As the HIV crisis in the Philippines reaches a breaking point, the government’s responses have failed to adjust to the shifting epicentre of the epidemic. Duterte can make headway on this complicated issue but he will have to deal with the Catholic Church.
By Oliver Ward
The human immunodeficiency virus (or HIV) is sweeping across the Philippines at an unprecedented rate. And in a damning 46-page report from Human Rights Watch, experts say the root of the problem is poor policy, both locally and nationally, and a widespread failure to contain the growing crisis.
HIV prevalence among men having sex with men had increased tenfold since 2011. And the Philippines has the highest rate of new infections of HIV across the Asia-Pacific region. In 2008 a patient a day was being diagnosed with the virus, but by 2016 there were 26 people diagnosed with new infections every day. As 2017 begins, officials estimate that some 55,000 HIV-positive patients could be living in the country.
Most new diagnoses are among the under-25s
Of the patients diagnosed, 62% are between 15-24 years old and 87% of infections occurred from male to male sex, meaning young men are bearing the brunt of the crisis. The National Youth Commission describes the situation as being a, “youth epidemic” as its chair Aiza Seguerra underlined, “the HIV epidemic in our country has a new face, and it is the face of a young person.”
The problem is that national education on HIV prevention does not exist, and strict laws mean that minors under the age of 18 years old are unable to buy condoms without parental consent. Marky Manlangit, diagnosed with HIV seven years ago, says when he contracted the virus there was, “zero knowledge” of it in Filipino communities. The Philippines still has the second-lowest rate of condom use in Asia.

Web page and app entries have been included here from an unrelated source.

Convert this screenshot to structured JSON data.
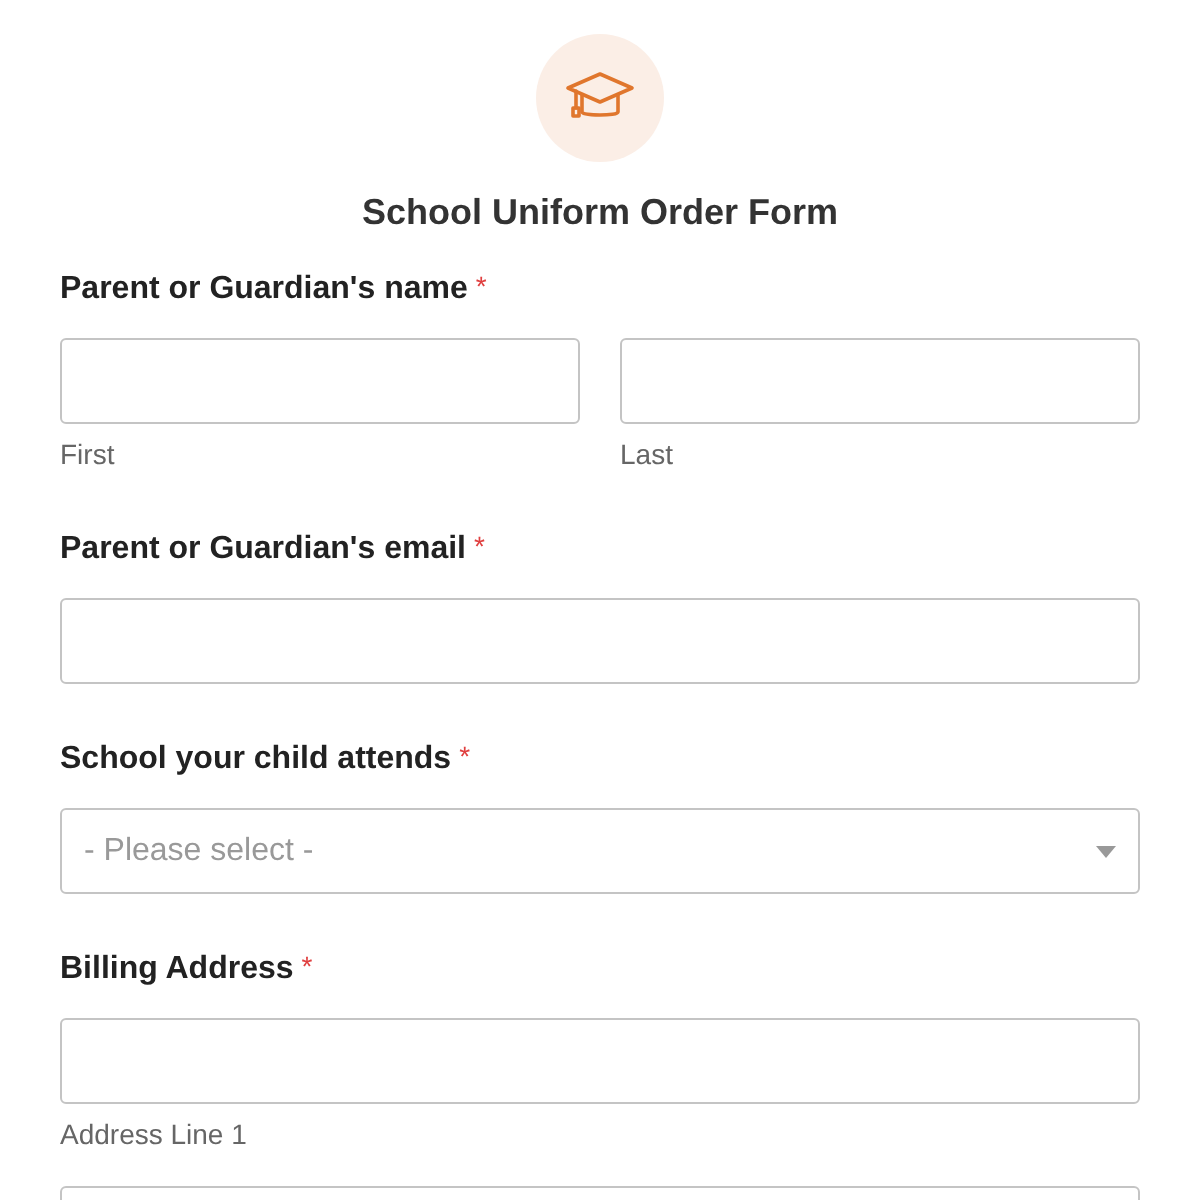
{
  "title": "School Uniform Order Form",
  "sections": [
    {
      "label": "Parent or Guardian's name",
      "required_mark": "*",
      "rows": [
        [
          {
            "kind": "text",
            "sublabel": "First"
          },
          {
            "kind": "text",
            "sublabel": "Last"
          }
        ]
      ]
    },
    {
      "label": "Parent or Guardian's email",
      "required_mark": "*",
      "rows": [
        [
          {
            "kind": "text"
          }
        ]
      ]
    },
    {
      "label": "School your child attends",
      "required_mark": "*",
      "rows": [
        [
          {
            "kind": "select",
            "placeholder": "- Please select -"
          }
        ]
      ]
    },
    {
      "label": "Billing Address",
      "required_mark": "*",
      "rows": [
        [
          {
            "kind": "text",
            "sublabel": "Address Line 1"
          }
        ],
        [
          {
            "kind": "text"
          }
        ]
      ]
    }
  ]
}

Similarly, HIV testing is completely unavailable to people under the age of 18 unless they receive parental permission. It is these obstacles, which restrict young people’s access to contraception, that are driving the situation to the edge of a public health disaster.
There is immense shame in seeking out ways to prevent transmission
The other big issue is that attitudes in the Philippines mean many young homosexuals feel tremendous shame in being tested or buying condoms, and this gets much worse for those who test positive. Jerson See was diagnosed at 18-years old and describes it as, “emotionally draining.” His friends said, “Hey, get away from Jerson because he is HIV positive.” Through his charity Cebu Plus, he now makes it his mission to prevent others from going through the same experiences – but this type of help is not always at hand.
In early 2015, one billion pesos (US$21 million) was cut from the Department of Health’s budget for family planning services. Without this funding, government clinics are likely to exhaust their supply of condoms next year and will be unable to distribute any preventive measures to reduce the spread of the disease.
Behind this cut in family planning funding, and the decision not to distribute and promote the use of condoms, is the influence that the Catholic Church maintains across the country’s political and social institutions. And that is a huge issue when 80% of the population describe themselves as following the faith. There is little room for opposing voices.
The Catholic Church leads opposition to HIV education and creates stigma around testing
Thanks to strong opposition to sex education in schools, again led by the church, the youth of the Philippines have neither the knowledge nor education needed to protect themselves and their partners. In fact, most public schools offer absolutely no instruction on safe sex and promote abstinence as the only form of protection.
The Catholic Bishop’s Conference of the Philippines has called HIV patients products of, “broken, dysfunctional families” creating a reluctance to get tested. For many their past involvement with the Catholic Church has only promoted an atmosphere of ignorance around the virus, and reinforced negative public attitudes towards those who suffer from it.
However, the government’s success in tackling the problem of HIV among female sex workers shows the spread of the condition can be brought under control through policy implementation and review. It just means confronting the clergy.
Duterte says he will soon introduce measures to curb the spread of the virus
Rodrigo Duterte has indicated that he is prepared to do just that. During his election campaign, he pledged to improve lesbian, gay, bisexual and transgender (LGBT) rights and to improve the lives of the LGBT community. He says new measures to do so will begin soon, such as the distribution of self-testing HIV kits. Also important is his universal healthcare programme, which recently had its three billion pesos (US$60 million) insurance budget for 2017 approved. This should make real progress on improving the health of the nation across the board.
With the wind of popular support in his sails, Duterte has an excellent opportunity to capitalise on the errors of previous administrations and tackle the HIV epidemic among the youth of the country. And if he is brave enough his health reforms could engrave his legacy as the president who confronted the Catholic Church on this urgent issue.
He is at a fork in the road. The path to curbing this epidemic is undoubtedly paved with confrontation, but the final destination and the life-saving shift in public attitudes would ultimately make it worth the struggle.